I want to take a min to thank you dear readers - from all over the world! I also want to thank everyone who takes the time to comment! (it makes me so ridiculously happy!)
Whew, I'll stop shouting...LOL As a blogger I've learned (in the last 5 years of blogging -my school library blog I started in 06) - you don't blog for comments..if you do, you are SURE to be disappointed - you don't even write for readers - I swear the first few years I was writing I was sure only a few of my students glanced at it....Just write from your heart, admit your failures, celebrate successes, & SHARE SHARE SHARE! - give your stuff away & you'll be surprised at how much you will get back!
/lovefest bah humbug! LOL
Calvin Klein billboard Mashable
QR Code on Door: Tailor Made Hotel
Flickr Creative Commons QR Code on a Stick - photo by See-ming Lee - Photo shop by me!
iPod Touch 4th Gen from Villa State
QR Code Custom button photo by BarcodeArt
Photo of the Philly Museum of Art - ME!
HOT QR Codes in the Classroom & Library
Diane Cordell, ipod touch, joyce valenza, mini moo cards, mobile apps, qr codes, shannon miller, tamara cox
Love your QR code ideas. WE've been trying them on our entry way Whiteboard leading to prizes(one way to get hs students to download the app!) and on the covers of books to link to author websites.ReplyDelete
But your ideas are awesome! Thanks for sharing!
Love this! We are definitely going to try some of your wonderful ideas and maybe, yes maybe, try to create some of our own. Of course, we'll share too! Thank you, thank you for keeping us moving in the right direction!ReplyDelete
Thanks for your blog post. I had planned to start the new year over here (Australia) with QR codes strategically placed in our library to link to our intranet pages, catalogue, Libguides, and author websites, and this has given me the impetus I needed to get started!ReplyDelete
Thanks so much for all the great applications for QR codes - and your QR Codes at a Glance Comic. I've done a few presentations on using QR codes in the library and classroom, and always find your stuff the BEST!ReplyDelete
I love the idea of your treasure hunt with QR codes, I would really like to try this in my library, but ours, like many schools have strict rules concerning student cell phone usage.

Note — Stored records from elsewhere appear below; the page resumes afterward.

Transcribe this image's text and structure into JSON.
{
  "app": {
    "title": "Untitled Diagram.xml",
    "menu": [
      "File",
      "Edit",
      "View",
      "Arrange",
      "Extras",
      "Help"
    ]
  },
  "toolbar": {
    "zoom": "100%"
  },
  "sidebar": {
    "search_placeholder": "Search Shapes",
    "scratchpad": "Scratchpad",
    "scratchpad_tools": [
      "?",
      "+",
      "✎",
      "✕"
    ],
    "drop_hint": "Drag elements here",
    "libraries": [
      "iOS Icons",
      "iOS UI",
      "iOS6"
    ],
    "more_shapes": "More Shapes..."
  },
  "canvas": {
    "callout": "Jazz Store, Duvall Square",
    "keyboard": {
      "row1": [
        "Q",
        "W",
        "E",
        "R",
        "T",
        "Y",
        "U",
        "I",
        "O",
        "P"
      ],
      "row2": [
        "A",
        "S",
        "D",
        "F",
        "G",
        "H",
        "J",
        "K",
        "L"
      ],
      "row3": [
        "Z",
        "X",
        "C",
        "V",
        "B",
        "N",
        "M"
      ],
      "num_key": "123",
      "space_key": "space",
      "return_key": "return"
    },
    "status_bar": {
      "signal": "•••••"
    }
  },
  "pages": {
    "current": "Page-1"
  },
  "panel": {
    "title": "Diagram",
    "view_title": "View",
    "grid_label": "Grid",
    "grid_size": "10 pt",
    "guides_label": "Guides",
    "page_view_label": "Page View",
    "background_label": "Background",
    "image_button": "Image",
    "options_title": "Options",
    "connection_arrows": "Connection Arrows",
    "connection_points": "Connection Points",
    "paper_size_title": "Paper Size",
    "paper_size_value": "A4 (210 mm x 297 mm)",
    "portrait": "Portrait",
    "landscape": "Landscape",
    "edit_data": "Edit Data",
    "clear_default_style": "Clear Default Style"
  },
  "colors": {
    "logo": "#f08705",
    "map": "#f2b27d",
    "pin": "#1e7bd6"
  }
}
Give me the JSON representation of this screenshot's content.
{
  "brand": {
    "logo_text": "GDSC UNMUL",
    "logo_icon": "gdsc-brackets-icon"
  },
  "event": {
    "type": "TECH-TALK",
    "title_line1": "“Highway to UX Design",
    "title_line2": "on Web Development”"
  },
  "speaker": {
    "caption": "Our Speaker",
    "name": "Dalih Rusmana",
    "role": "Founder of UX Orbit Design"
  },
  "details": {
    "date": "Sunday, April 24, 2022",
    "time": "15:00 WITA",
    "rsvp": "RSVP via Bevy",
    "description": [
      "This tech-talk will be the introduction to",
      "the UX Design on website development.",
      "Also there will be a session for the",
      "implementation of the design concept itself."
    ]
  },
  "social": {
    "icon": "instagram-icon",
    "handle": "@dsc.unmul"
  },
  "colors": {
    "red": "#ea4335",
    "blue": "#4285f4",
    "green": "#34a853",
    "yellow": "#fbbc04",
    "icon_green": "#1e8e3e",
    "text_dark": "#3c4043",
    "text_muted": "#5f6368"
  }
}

Do you have any suggestions for approaching reluctant administrators about permissions?ReplyDelete
Our school newspaper staff has created a Vine video account. Do you know of a QR code generator that create a code for Vine?ReplyDelete
That's the beauty of the QR code! Just go to the Vine video - isolate it (find the direct URL) by going to share & make the QR code from THAT URL! Bam! There you go! It's like Flickr - the trick is finding the right URL to JUST the picture! Hope that helps!Delete